## EXERCISE REQUIREMENTS
For each entry, repeat the text exactly and omit any picture it holds.

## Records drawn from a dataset
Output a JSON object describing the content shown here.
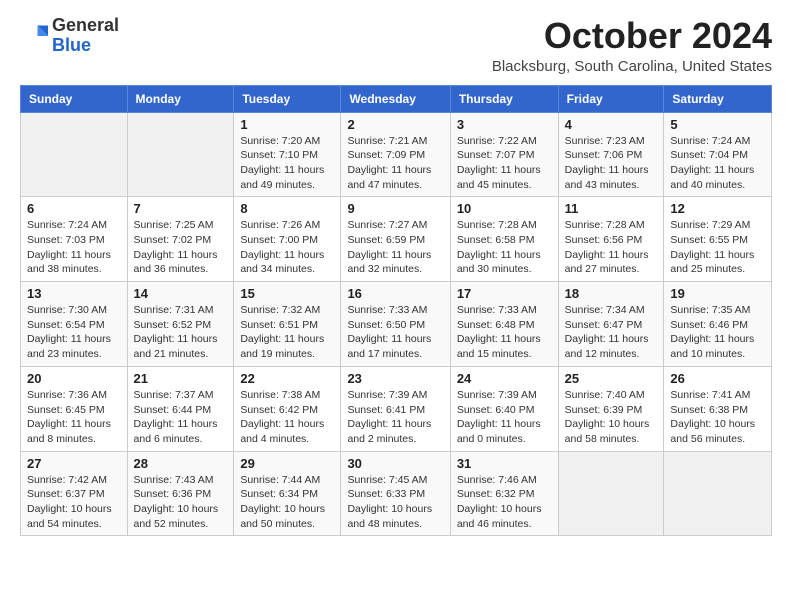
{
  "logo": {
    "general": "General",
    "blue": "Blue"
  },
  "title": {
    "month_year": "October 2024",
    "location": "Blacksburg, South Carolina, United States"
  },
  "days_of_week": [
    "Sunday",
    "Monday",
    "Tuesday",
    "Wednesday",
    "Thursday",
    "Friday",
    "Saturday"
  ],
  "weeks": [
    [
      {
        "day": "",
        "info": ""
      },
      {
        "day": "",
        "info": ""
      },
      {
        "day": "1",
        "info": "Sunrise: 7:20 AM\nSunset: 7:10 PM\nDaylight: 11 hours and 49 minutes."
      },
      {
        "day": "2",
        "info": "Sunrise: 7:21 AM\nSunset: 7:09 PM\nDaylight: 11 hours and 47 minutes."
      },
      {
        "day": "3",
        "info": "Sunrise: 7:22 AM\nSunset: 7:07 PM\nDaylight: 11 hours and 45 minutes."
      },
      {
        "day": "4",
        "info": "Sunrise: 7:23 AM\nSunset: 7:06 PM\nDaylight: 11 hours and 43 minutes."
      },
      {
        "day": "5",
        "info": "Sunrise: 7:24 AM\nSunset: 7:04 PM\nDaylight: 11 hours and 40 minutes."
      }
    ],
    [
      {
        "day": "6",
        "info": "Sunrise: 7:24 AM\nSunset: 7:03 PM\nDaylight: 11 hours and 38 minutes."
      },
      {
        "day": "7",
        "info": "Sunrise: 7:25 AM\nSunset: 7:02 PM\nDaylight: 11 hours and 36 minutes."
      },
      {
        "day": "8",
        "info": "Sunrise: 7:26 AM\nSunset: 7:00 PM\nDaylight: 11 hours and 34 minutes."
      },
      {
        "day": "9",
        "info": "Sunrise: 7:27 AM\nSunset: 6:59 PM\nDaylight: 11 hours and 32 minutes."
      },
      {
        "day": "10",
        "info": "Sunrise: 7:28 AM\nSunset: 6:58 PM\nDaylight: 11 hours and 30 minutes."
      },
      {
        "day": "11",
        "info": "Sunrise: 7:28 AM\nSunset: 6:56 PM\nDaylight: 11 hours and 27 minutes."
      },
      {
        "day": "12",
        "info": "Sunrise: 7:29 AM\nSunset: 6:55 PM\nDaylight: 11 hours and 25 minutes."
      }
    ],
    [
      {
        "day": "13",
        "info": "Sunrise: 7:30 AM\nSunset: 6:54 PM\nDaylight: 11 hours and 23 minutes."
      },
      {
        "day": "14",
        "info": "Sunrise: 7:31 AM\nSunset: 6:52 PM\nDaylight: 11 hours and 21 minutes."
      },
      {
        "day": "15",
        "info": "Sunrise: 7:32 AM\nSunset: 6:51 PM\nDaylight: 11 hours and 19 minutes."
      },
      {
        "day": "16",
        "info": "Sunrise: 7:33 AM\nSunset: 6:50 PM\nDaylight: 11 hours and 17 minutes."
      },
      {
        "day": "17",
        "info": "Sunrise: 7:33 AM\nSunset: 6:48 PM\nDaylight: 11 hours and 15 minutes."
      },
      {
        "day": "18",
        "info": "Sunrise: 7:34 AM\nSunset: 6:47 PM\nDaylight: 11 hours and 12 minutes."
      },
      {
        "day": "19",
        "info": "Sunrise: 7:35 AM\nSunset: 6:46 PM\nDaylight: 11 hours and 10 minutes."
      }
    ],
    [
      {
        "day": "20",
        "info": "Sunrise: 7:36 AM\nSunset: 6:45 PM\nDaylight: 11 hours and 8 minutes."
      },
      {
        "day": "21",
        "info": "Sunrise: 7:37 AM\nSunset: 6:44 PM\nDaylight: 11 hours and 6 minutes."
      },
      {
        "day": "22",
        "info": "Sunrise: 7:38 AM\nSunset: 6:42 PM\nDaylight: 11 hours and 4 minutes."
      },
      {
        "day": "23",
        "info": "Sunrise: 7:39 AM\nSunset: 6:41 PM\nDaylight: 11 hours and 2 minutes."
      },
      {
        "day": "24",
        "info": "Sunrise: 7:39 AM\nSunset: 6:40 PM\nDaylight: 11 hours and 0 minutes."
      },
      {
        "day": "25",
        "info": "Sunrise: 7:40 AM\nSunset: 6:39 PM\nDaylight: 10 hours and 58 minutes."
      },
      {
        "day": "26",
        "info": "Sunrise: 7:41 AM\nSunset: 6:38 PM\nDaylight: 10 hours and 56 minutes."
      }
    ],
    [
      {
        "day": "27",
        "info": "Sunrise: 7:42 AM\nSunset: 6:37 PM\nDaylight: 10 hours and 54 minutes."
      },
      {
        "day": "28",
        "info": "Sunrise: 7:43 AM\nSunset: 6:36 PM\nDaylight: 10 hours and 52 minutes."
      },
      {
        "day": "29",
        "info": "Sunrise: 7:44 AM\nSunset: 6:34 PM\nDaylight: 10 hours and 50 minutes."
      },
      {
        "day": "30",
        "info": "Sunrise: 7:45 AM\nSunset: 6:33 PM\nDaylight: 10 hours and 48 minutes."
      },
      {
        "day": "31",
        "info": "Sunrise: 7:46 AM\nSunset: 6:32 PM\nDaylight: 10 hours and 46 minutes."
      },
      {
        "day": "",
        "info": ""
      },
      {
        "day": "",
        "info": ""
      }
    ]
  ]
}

## RESPONSE TO THE EXERCISE
Output a JSON object describing the content shown here.
{
  "logo": {
    "general": "General",
    "blue": "Blue"
  },
  "title": {
    "month_year": "October 2024",
    "location": "Blacksburg, South Carolina, United States"
  },
  "days_of_week": [
    "Sunday",
    "Monday",
    "Tuesday",
    "Wednesday",
    "Thursday",
    "Friday",
    "Saturday"
  ],
  "weeks": [
    [
      {
        "day": "",
        "info": ""
      },
      {
        "day": "",
        "info": ""
      },
      {
        "day": "1",
        "info": "Sunrise: 7:20 AM\nSunset: 7:10 PM\nDaylight: 11 hours and 49 minutes."
      },
      {
        "day": "2",
        "info": "Sunrise: 7:21 AM\nSunset: 7:09 PM\nDaylight: 11 hours and 47 minutes."
      },
      {
        "day": "3",
        "info": "Sunrise: 7:22 AM\nSunset: 7:07 PM\nDaylight: 11 hours and 45 minutes."
      },
      {
        "day": "4",
        "info": "Sunrise: 7:23 AM\nSunset: 7:06 PM\nDaylight: 11 hours and 43 minutes."
      },
      {
        "day": "5",
        "info": "Sunrise: 7:24 AM\nSunset: 7:04 PM\nDaylight: 11 hours and 40 minutes."
      }
    ],
    [
      {
        "day": "6",
        "info": "Sunrise: 7:24 AM\nSunset: 7:03 PM\nDaylight: 11 hours and 38 minutes."
      },
      {
        "day": "7",
        "info": "Sunrise: 7:25 AM\nSunset: 7:02 PM\nDaylight: 11 hours and 36 minutes."
      },
      {
        "day": "8",
        "info": "Sunrise: 7:26 AM\nSunset: 7:00 PM\nDaylight: 11 hours and 34 minutes."
      },
      {
        "day": "9",
        "info": "Sunrise: 7:27 AM\nSunset: 6:59 PM\nDaylight: 11 hours and 32 minutes."
      },
      {
        "day": "10",
        "info": "Sunrise: 7:28 AM\nSunset: 6:58 PM\nDaylight: 11 hours and 30 minutes."
      },
      {
        "day": "11",
        "info": "Sunrise: 7:28 AM\nSunset: 6:56 PM\nDaylight: 11 hours and 27 minutes."
      },
      {
        "day": "12",
        "info": "Sunrise: 7:29 AM\nSunset: 6:55 PM\nDaylight: 11 hours and 25 minutes."
      }
    ],
    [
      {
        "day": "13",
        "info": "Sunrise: 7:30 AM\nSunset: 6:54 PM\nDaylight: 11 hours and 23 minutes."
      },
      {
        "day": "14",
        "info": "Sunrise: 7:31 AM\nSunset: 6:52 PM\nDaylight: 11 hours and 21 minutes."
      },
      {
        "day": "15",
        "info": "Sunrise: 7:32 AM\nSunset: 6:51 PM\nDaylight: 11 hours and 19 minutes."
      },
      {
        "day": "16",
        "info": "Sunrise: 7:33 AM\nSunset: 6:50 PM\nDaylight: 11 hours and 17 minutes."
      },
      {
        "day": "17",
        "info": "Sunrise: 7:33 AM\nSunset: 6:48 PM\nDaylight: 11 hours and 15 minutes."
      },
      {
        "day": "18",
        "info": "Sunrise: 7:34 AM\nSunset: 6:47 PM\nDaylight: 11 hours and 12 minutes."
      },
      {
        "day": "19",
        "info": "Sunrise: 7:35 AM\nSunset: 6:46 PM\nDaylight: 11 hours and 10 minutes."
      }
    ],
    [
      {
        "day": "20",
        "info": "Sunrise: 7:36 AM\nSunset: 6:45 PM\nDaylight: 11 hours and 8 minutes."
      },
      {
        "day": "21",
        "info": "Sunrise: 7:37 AM\nSunset: 6:44 PM\nDaylight: 11 hours and 6 minutes."
      },
      {
        "day": "22",
        "info": "Sunrise: 7:38 AM\nSunset: 6:42 PM\nDaylight: 11 hours and 4 minutes."
      },
      {
        "day": "23",
        "info": "Sunrise: 7:39 AM\nSunset: 6:41 PM\nDaylight: 11 hours and 2 minutes."
      },
      {
        "day": "24",
        "info": "Sunrise: 7:39 AM\nSunset: 6:40 PM\nDaylight: 11 hours and 0 minutes."
      },
      {
        "day": "25",
        "info": "Sunrise: 7:40 AM\nSunset: 6:39 PM\nDaylight: 10 hours and 58 minutes."
      },
      {
        "day": "26",
        "info": "Sunrise: 7:41 AM\nSunset: 6:38 PM\nDaylight: 10 hours and 56 minutes."
      }
    ],
    [
      {
        "day": "27",
        "info": "Sunrise: 7:42 AM\nSunset: 6:37 PM\nDaylight: 10 hours and 54 minutes."
      },
      {
        "day": "28",
        "info": "Sunrise: 7:43 AM\nSunset: 6:36 PM\nDaylight: 10 hours and 52 minutes."
      },
      {
        "day": "29",
        "info": "Sunrise: 7:44 AM\nSunset: 6:34 PM\nDaylight: 10 hours and 50 minutes."
      },
      {
        "day": "30",
        "info": "Sunrise: 7:45 AM\nSunset: 6:33 PM\nDaylight: 10 hours and 48 minutes."
      },
      {
        "day": "31",
        "info": "Sunrise: 7:46 AM\nSunset: 6:32 PM\nDaylight: 10 hours and 46 minutes."
      },
      {
        "day": "",
        "info": ""
      },
      {
        "day": "",
        "info": ""
      }
    ]
  ]
}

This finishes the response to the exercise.